PROVIDED MATERIAL: Begin

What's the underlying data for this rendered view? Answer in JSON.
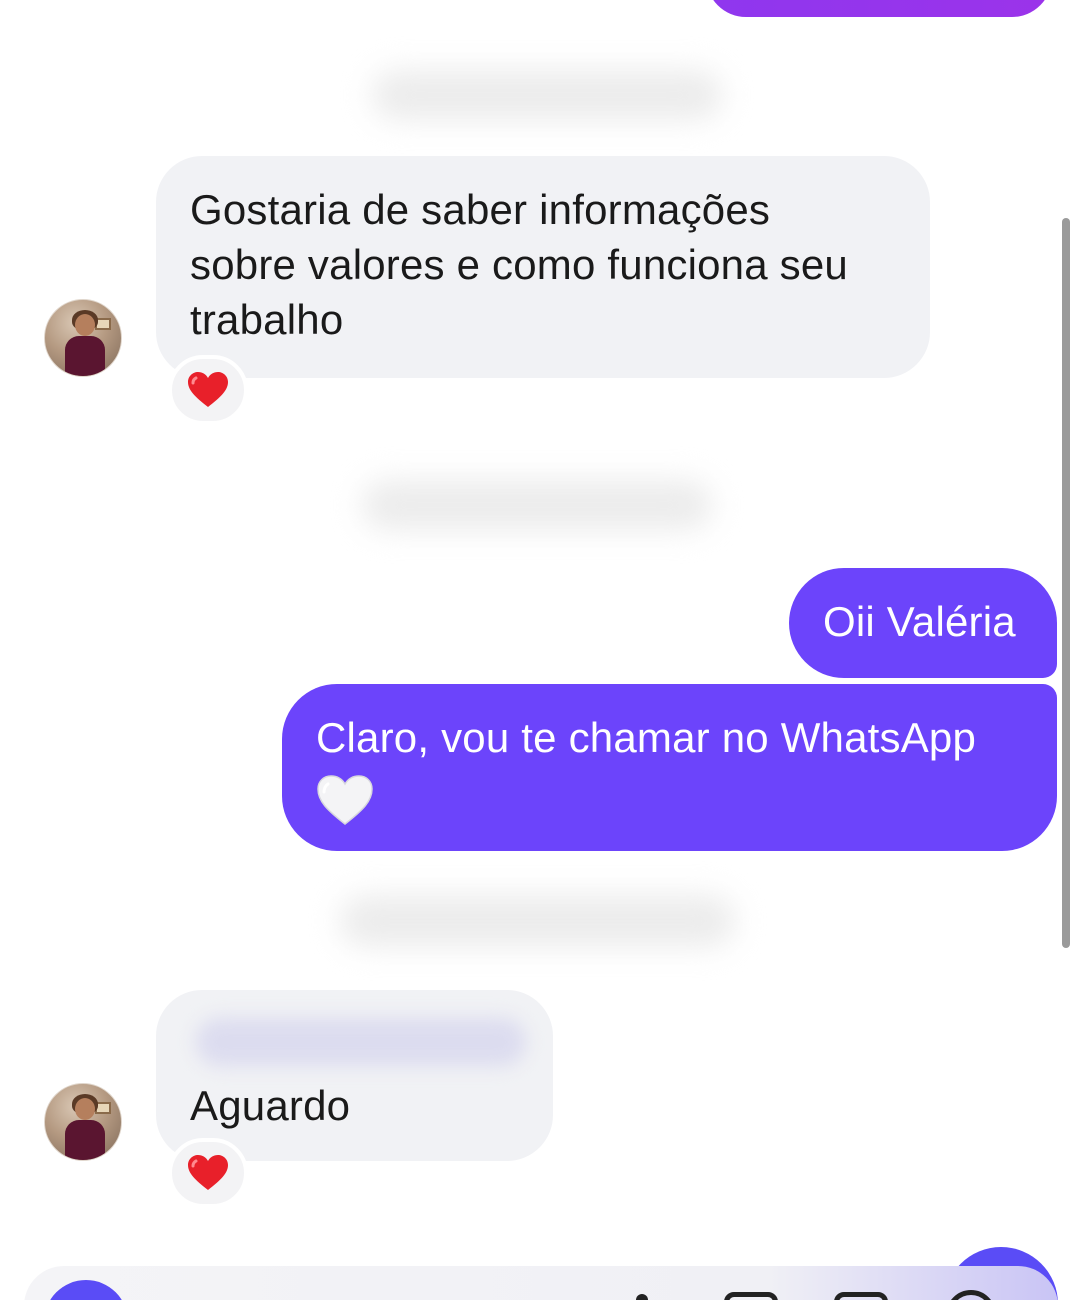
{
  "messages": [
    {
      "direction": "incoming",
      "text": "Gostaria de saber informações sobre valores e como funciona seu trabalho",
      "lines": [
        "Gostaria de saber informações",
        "sobre valores e como funciona seu",
        "trabalho"
      ],
      "reaction": "❤️"
    },
    {
      "direction": "outgoing",
      "text": "Oii Valéria"
    },
    {
      "direction": "outgoing",
      "text": "Claro, vou te chamar no WhatsApp",
      "trailing_emoji": "white-heart"
    },
    {
      "direction": "incoming",
      "text": "Aguardo",
      "reaction": "❤️"
    }
  ],
  "colors": {
    "outgoing_bubble": "#6c44fb",
    "incoming_bubble": "#f1f2f5",
    "top_bubble_gradient": "#9b33ea",
    "heart": "#e8202a"
  },
  "icons": {
    "reaction": "red-heart-icon",
    "emoji_in_message": "white-heart-icon",
    "avatar": "contact-avatar"
  }
}
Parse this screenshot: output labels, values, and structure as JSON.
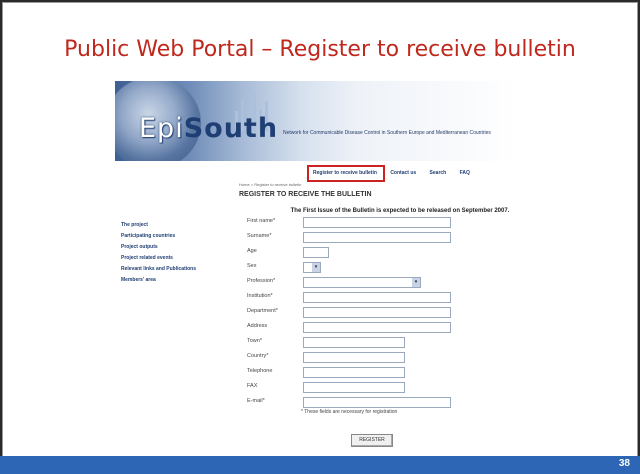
{
  "slide": {
    "title": "Public Web Portal – Register to receive bulletin",
    "page_number": "38"
  },
  "brand": {
    "logo_light": "Epi",
    "logo_bold": "South",
    "tagline": "Network for Communicable Disease Control in Southern Europe and Mediterranean Countries"
  },
  "topnav": {
    "items": [
      "Register to receive bulletin",
      "Contact us",
      "Search",
      "FAQ"
    ]
  },
  "breadcrumb": "Home > Register to receive bulletin",
  "heading": "REGISTER TO RECEIVE THE BULLETIN",
  "notice": "The First Issue of the Bulletin is expected to be released on September 2007.",
  "sidebar": {
    "items": [
      "The project",
      "Participating countries",
      "Project outputs",
      "Project related events",
      "Relevant links and Publications",
      "Members' area"
    ]
  },
  "form": {
    "fields": [
      {
        "label": "First name*"
      },
      {
        "label": "Surname*"
      },
      {
        "label": "Age"
      },
      {
        "label": "Sex"
      },
      {
        "label": "Profession*"
      },
      {
        "label": "Institution*"
      },
      {
        "label": "Department*"
      },
      {
        "label": "Address"
      },
      {
        "label": "Town*"
      },
      {
        "label": "Country*"
      },
      {
        "label": "Telephone"
      },
      {
        "label": "FAX"
      },
      {
        "label": "E-mail*"
      }
    ],
    "footnote": "* These fields are necessary for registration",
    "submit_label": "REGISTER"
  },
  "colors": {
    "title": "#c0281e",
    "bar": "#2d66b5",
    "highlight": "#cc2222",
    "nav": "#1f3e73"
  }
}
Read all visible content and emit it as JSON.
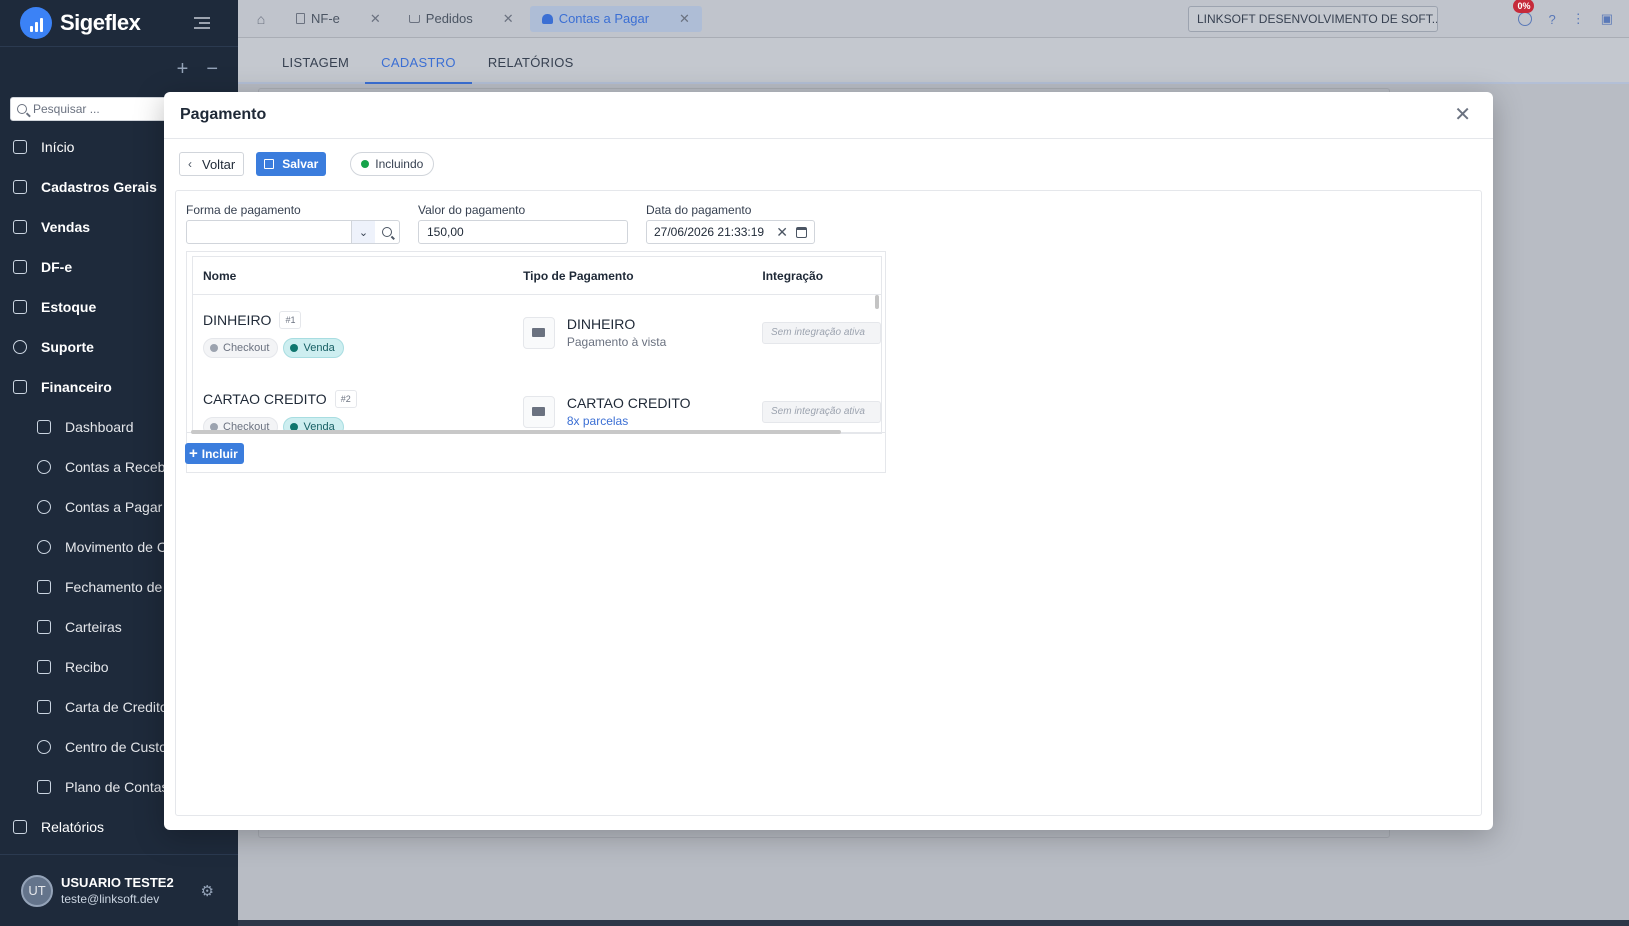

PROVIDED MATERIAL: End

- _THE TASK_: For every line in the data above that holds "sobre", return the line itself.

- _EXPECTED ANSWER_:
      "text": "Gostaria de saber informações sobre valores e como funciona seu trabalho",
        "sobre valores e como funciona seu",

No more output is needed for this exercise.